Well, the reality is that buying rentals is real estate investing. And to invest you need cash. 20% down for investment properties is actually on the lower end. 25%-30% isn't unusual. That's still better than buying stocks, bonds or bank CDs. Those all require 100% "down".
Also keep in mind that if you end up needing to sell, about 10% of the sales price will go to commissions, selling costs and concessions to the buyers. So, if you put 20% down, prices fall by 10% and you're forced to sell, you'll walk away with nothing. The banks want that protection.
You're wise to consider the need for cash reservers. Rentals have a way of waking up once in a while and saying "I'd like $3000 today, please." And they pretty frequently seem to call and say "I'd like $300 today."
And don't fall for the "cash flow = rent - PITI". Banks use the formula "cash flow = (75% * rent) - PITI". A slightly more conservative rule of thumb is "cash flow = (50% * rent) - P&I"
But I think you're asking how you can get into the rental property business with less cash out of pocket. One key method is some sort of owner financing. Get the seller to carry a note for the purchase rather than getting a bank loan. This works best if the seller owns the house free and clear. But it can work if they have an existing loan. If they give you a new loan, that's a "wrap" because the new loan warps the existing one. Or, you could do a "land contract", which is like a car loan. The seller keeps title to the property, you make payments. When you complete the contract, you get the title.
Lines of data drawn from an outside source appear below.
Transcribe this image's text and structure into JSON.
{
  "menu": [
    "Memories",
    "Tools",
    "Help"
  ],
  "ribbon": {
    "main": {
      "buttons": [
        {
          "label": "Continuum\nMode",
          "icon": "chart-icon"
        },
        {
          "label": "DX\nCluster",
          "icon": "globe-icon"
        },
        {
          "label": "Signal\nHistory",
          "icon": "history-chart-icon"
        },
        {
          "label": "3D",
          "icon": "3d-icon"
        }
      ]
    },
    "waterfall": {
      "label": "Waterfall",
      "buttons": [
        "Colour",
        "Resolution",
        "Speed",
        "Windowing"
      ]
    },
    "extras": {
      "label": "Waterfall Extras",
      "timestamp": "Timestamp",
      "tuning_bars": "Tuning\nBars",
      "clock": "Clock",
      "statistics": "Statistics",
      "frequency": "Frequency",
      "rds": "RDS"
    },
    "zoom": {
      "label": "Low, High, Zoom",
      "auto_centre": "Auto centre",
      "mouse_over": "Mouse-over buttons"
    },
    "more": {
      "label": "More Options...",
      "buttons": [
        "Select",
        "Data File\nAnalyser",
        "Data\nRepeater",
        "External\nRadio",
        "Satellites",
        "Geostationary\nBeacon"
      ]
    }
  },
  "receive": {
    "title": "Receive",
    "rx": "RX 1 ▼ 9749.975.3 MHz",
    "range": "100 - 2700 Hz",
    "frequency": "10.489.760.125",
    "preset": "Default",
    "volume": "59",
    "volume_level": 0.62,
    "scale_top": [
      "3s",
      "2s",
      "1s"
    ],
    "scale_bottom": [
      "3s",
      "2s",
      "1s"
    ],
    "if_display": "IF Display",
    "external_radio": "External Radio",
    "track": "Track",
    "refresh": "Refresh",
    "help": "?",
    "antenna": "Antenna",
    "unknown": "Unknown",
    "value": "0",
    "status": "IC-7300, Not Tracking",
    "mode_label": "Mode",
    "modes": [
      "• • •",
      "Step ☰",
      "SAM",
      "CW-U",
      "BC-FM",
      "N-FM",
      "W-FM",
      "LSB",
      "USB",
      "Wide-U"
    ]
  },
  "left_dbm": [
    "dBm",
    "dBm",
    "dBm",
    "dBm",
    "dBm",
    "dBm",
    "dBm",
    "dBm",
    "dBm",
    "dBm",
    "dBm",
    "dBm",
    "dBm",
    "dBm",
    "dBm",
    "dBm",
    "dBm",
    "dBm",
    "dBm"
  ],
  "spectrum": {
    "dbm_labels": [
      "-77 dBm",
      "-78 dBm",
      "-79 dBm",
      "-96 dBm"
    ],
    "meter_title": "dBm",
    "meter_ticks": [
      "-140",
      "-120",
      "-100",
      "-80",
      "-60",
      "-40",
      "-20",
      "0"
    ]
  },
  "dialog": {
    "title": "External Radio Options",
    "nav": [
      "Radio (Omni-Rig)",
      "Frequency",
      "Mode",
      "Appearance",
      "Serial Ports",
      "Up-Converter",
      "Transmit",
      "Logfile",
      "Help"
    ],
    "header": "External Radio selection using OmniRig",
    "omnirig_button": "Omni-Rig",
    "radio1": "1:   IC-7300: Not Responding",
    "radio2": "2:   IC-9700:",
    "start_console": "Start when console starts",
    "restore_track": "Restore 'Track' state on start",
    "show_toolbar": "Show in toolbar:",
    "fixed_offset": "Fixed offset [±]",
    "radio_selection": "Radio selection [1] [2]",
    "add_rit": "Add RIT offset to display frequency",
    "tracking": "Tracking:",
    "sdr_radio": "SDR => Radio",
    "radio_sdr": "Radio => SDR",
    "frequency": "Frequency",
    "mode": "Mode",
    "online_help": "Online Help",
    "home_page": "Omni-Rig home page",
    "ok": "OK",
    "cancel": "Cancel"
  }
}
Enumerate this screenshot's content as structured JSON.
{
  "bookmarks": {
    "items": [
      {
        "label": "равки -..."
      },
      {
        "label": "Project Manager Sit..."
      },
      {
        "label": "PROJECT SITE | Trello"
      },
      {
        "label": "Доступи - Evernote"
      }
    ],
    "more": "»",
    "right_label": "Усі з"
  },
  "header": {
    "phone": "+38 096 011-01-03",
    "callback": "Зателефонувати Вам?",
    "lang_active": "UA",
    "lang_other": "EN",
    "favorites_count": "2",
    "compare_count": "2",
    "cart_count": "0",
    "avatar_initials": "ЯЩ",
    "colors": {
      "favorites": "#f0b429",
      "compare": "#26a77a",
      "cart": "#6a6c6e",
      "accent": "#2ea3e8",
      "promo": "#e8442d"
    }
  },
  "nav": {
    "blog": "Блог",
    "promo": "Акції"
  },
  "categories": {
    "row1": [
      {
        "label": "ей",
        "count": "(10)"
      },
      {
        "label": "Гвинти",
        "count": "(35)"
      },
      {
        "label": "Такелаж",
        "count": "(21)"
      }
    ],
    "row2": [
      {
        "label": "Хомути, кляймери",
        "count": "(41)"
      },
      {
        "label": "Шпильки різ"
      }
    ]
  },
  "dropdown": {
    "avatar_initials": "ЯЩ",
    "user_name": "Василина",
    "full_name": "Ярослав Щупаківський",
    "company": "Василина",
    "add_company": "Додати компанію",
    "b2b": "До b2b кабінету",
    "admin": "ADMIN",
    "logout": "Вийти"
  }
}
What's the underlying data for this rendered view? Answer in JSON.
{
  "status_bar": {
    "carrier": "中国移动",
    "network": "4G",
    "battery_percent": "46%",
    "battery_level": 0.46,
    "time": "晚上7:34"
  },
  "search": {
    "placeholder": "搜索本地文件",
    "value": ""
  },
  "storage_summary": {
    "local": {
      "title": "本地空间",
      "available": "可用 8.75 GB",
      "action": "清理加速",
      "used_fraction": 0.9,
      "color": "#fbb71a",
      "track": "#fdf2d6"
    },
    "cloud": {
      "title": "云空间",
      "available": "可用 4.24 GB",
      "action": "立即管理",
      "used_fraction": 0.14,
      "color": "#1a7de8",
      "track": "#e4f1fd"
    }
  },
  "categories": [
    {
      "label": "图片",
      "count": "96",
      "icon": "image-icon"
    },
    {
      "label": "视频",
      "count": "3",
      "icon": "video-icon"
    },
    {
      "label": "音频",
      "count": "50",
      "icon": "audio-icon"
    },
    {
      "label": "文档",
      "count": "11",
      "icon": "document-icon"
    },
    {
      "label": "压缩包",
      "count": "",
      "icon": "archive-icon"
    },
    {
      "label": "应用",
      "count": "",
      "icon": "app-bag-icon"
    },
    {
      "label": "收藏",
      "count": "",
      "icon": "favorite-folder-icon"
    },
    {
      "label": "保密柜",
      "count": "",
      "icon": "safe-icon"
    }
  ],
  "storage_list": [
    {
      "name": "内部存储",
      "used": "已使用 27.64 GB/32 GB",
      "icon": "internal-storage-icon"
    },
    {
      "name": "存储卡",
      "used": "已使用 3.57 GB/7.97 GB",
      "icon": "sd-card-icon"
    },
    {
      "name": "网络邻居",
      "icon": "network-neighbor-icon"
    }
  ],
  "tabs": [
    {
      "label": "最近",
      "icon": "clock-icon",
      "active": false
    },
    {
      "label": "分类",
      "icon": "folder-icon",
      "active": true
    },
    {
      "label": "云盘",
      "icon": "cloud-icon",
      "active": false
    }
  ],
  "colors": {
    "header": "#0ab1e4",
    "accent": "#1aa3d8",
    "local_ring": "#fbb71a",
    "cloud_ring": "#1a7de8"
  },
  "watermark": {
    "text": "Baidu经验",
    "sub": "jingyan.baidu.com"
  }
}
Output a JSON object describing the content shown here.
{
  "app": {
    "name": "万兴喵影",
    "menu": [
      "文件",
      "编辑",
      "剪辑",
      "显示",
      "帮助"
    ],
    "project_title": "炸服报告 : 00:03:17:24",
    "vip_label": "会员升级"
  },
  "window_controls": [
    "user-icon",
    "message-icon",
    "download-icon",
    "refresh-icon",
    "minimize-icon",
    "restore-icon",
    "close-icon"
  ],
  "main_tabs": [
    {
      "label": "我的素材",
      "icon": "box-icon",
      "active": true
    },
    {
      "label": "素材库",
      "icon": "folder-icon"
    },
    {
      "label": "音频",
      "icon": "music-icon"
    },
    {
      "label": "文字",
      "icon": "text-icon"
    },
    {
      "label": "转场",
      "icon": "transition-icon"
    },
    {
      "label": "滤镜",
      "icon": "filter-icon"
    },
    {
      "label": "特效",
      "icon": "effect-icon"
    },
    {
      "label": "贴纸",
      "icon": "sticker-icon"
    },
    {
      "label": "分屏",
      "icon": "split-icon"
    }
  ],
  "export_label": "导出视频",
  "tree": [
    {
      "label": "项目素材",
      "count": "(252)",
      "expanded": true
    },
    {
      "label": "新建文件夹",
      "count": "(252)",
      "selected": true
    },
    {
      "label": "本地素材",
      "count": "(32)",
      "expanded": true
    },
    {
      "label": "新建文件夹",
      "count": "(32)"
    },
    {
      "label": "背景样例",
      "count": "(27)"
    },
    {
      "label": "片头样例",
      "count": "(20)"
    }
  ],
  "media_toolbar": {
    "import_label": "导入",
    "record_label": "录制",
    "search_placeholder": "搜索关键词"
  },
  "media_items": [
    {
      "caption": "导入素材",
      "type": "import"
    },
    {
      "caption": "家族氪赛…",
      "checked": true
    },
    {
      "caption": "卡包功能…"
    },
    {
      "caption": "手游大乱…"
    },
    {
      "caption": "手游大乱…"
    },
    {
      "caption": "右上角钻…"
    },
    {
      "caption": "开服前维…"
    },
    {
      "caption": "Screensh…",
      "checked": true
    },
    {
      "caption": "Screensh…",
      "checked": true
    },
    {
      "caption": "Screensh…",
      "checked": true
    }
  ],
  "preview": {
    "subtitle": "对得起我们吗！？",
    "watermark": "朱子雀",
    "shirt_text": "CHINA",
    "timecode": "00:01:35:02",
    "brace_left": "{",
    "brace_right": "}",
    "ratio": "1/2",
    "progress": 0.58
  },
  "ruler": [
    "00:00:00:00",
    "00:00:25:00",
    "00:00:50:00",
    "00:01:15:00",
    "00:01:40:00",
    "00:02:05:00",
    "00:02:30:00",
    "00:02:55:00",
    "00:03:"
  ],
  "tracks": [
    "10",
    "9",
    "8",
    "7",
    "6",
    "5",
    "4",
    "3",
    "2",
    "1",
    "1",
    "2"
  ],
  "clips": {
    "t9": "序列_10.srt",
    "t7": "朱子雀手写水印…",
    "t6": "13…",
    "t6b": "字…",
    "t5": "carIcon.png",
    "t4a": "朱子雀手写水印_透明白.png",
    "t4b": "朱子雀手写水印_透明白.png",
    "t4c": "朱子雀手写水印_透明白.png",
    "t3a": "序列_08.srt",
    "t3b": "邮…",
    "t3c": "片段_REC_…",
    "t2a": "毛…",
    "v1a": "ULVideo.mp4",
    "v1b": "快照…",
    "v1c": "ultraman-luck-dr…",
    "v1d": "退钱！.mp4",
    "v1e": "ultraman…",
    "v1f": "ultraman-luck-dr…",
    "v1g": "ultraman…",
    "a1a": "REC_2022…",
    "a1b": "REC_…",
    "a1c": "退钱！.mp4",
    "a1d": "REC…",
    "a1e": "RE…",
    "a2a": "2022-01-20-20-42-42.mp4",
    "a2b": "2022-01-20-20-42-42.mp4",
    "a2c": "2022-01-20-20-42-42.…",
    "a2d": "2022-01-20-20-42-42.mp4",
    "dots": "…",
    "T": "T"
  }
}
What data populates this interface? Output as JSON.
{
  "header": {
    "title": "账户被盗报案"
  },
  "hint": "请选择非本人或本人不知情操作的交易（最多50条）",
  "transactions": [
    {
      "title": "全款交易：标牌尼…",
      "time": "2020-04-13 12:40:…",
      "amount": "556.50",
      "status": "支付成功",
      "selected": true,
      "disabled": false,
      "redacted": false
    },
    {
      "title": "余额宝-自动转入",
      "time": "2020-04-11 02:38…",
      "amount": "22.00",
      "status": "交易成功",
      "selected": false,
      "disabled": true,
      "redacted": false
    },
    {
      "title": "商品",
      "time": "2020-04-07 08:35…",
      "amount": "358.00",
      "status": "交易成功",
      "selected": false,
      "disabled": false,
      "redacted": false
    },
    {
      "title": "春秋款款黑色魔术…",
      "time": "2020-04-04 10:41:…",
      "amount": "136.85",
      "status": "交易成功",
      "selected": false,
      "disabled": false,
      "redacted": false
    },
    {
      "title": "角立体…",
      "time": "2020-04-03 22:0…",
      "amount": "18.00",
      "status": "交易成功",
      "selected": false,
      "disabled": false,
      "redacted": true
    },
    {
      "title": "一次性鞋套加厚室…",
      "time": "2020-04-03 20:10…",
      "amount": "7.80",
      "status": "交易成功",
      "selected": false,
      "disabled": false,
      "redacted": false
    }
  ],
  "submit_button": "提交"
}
Or you could buy "subject to" where you buy the house and take over the payments on the existing loan. Or you could buy with a lease option. That's where you lease the property (giving you possession) and also buy an option on the property (which gives you the right to purchase at a future date.) If you in turn lease out the property, that's called a "sandwich lease option". There's significant risk with many of these. In particular, if you buy without paying off the existing loan you violate the "due on sale" clause in the loan. That gives the lender the right, but not obligation, to call the loan.
Ways to come up with more cash include:
- Borrowing from a 401k account (puts your retirement at risk)
- Borrowing against existing property (puts your existing property at risk if the rental goes bad)
- Selling stuff
- Cutting spending and increasing saving
Yet another approach is to buy a property using hard money. That's short term investor financing. Rates are very high - 15% and four points is typical around here. You buy a dumpy property with hard money. Fix it up, lease it out. Then, after (typically, sometimes less) a year, you refinance with a bank into a more conventional loan. If you get the right deal (difficult), you can do this with less cash out of pocket than 20-25%. But finding a really good deal is very hard, and this is an expensive approach that will result in a higher debt load on the property than a regular purchase.